##### 2004-01-01

#### Abstract

Recent studies questioning the view of technology as a mere application of scientific discoveries have concentrated on the comparison between technological knowledge and the natural sciences. But what about mathematics, which has been historically considered as essential (at least as a desideratum) for the development of a systematic approach to technical problems? Several recent historical studies have analyzed the discussions on the role of mathematics in the period of “invention” of the modern engineer and the creation of a new form of “technological rationality” between the 18th and the early 19th centuries; the place of mathematics in the École Polytechnique; and many aspects of the interaction between mathematical physics or geometry and technological knowledge. The relationship of mathematics to engineering knowledge was viewed as a crucial issue at the turn of the 19th century, as is shown by the discussions that took place in that period on the mathematical training of engineers, which involved the relationship between mathematicians and engineers both teaching in technical education institutes. The background to this debate was the professionalization of mathematics – including the creation of an institutional framework and a great development of abstract, pure mathematical research – and the emergence of academic research in the engineering sciences. A renewal of the classical relationship between technology and mathematics lies behind the definition of the modern concept of engineering system. This essays regard the emergence of planning and control mathematical techniques typical of modern engineering systems, considering this issue in the context of the history of the applications of mathematics to the non physical sciences, showing how the early ideas concerning the management of operations and production using quantitative techniques are related to the idea of developing a mathématique sociale. In fact, 19th century contributions to mathematical economics by engineers were often developed starting from problems originating in the technological sphere and from the activities and responsibilities of engineers.
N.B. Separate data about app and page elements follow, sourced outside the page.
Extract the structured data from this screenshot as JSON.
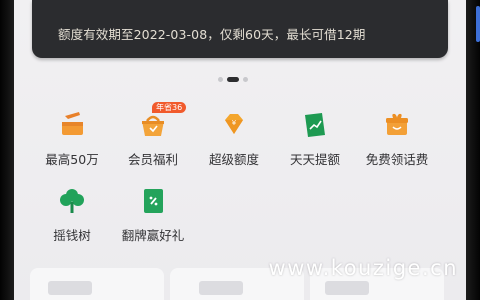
{
  "banner": {
    "text": "额度有效期至2022-03-08，仅剩60天，最长可借12期"
  },
  "carousel": {
    "page_count": 3,
    "active_index": 1
  },
  "services": [
    {
      "id": "max50w",
      "label": "最高50万",
      "icon": "pickaxe-icon",
      "color": "#f0962c"
    },
    {
      "id": "member",
      "label": "会员福利",
      "icon": "gift-basket-icon",
      "color": "#f3a43a",
      "badge": "年省36"
    },
    {
      "id": "super",
      "label": "超级额度",
      "icon": "diamond-coin-icon",
      "color": "#f4a62d"
    },
    {
      "id": "daily",
      "label": "天天提额",
      "icon": "trend-card-icon",
      "color": "#1e9a52"
    },
    {
      "id": "phone",
      "label": "免费领话费",
      "icon": "gift-box-icon",
      "color": "#f3a037"
    },
    {
      "id": "tree",
      "label": "摇钱树",
      "icon": "tree-icon",
      "color": "#21a25a"
    },
    {
      "id": "flip",
      "label": "翻牌赢好礼",
      "icon": "card-icon",
      "color": "#24a35b"
    }
  ],
  "watermark": "www.kouzige.cn"
}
The reasons for the rejection of the use of mathematics in economics worked also as far as the introduction of mathematics in management and decision-making was concerned: the dominant opinion in the century was that the freedom of human beings could not be reduced to mathematical equations. -I documenti in IRIS sono protetti da copyright e tutti i diritti sono riservati, salvo diversa indicazione.